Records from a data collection

--- START ---

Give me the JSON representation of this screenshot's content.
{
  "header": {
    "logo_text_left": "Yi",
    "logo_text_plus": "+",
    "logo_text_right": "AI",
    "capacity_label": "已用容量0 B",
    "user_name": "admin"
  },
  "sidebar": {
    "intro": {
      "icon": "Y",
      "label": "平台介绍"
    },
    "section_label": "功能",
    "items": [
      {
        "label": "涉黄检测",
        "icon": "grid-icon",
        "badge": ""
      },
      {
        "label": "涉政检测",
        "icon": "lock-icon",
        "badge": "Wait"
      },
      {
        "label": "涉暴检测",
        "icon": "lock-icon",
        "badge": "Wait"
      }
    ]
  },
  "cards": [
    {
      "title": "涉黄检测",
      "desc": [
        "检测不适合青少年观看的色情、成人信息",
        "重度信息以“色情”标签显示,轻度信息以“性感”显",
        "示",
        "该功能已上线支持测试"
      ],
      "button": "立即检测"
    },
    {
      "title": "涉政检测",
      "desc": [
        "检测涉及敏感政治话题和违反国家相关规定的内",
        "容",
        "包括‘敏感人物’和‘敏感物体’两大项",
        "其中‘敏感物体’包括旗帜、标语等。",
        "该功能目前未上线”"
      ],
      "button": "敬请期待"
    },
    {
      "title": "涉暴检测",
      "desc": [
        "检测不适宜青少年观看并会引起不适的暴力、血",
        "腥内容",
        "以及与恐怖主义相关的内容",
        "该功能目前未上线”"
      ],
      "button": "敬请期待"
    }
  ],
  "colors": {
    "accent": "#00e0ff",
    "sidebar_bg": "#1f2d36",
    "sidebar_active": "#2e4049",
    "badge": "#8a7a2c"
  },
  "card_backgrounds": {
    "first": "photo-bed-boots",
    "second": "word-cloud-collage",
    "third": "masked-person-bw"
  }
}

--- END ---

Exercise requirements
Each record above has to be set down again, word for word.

Result of the task
Give me the JSON representation of this screenshot's content.
{
  "header": {
    "logo_text_left": "Yi",
    "logo_text_plus": "+",
    "logo_text_right": "AI",
    "capacity_label": "已用容量0 B",
    "user_name": "admin"
  },
  "sidebar": {
    "intro": {
      "icon": "Y",
      "label": "平台介绍"
    },
    "section_label": "功能",
    "items": [
      {
        "label": "涉黄检测",
        "icon": "grid-icon",
        "badge": ""
      },
      {
        "label": "涉政检测",
        "icon": "lock-icon",
        "badge": "Wait"
      },
      {
        "label": "涉暴检测",
        "icon": "lock-icon",
        "badge": "Wait"
      }
    ]
  },
  "cards": [
    {
      "title": "涉黄检测",
      "desc": [
        "检测不适合青少年观看的色情、成人信息",
        "重度信息以“色情”标签显示,轻度信息以“性感”显",
        "示",
        "该功能已上线支持测试"
      ],
      "button": "立即检测"
    },
    {
      "title": "涉政检测",
      "desc": [
        "检测涉及敏感政治话题和违反国家相关规定的内",
        "容",
        "包括‘敏感人物’和‘敏感物体’两大项",
        "其中‘敏感物体’包括旗帜、标语等。",
        "该功能目前未上线”"
      ],
      "button": "敬请期待"
    },
    {
      "title": "涉暴检测",
      "desc": [
        "检测不适宜青少年观看并会引起不适的暴力、血",
        "腥内容",
        "以及与恐怖主义相关的内容",
        "该功能目前未上线”"
      ],
      "button": "敬请期待"
    }
  ],
  "colors": {
    "accent": "#00e0ff",
    "sidebar_bg": "#1f2d36",
    "sidebar_active": "#2e4049",
    "badge": "#8a7a2c"
  },
  "card_backgrounds": {
    "first": "photo-bed-boots",
    "second": "word-cloud-collage",
    "third": "masked-person-bw"
  }
}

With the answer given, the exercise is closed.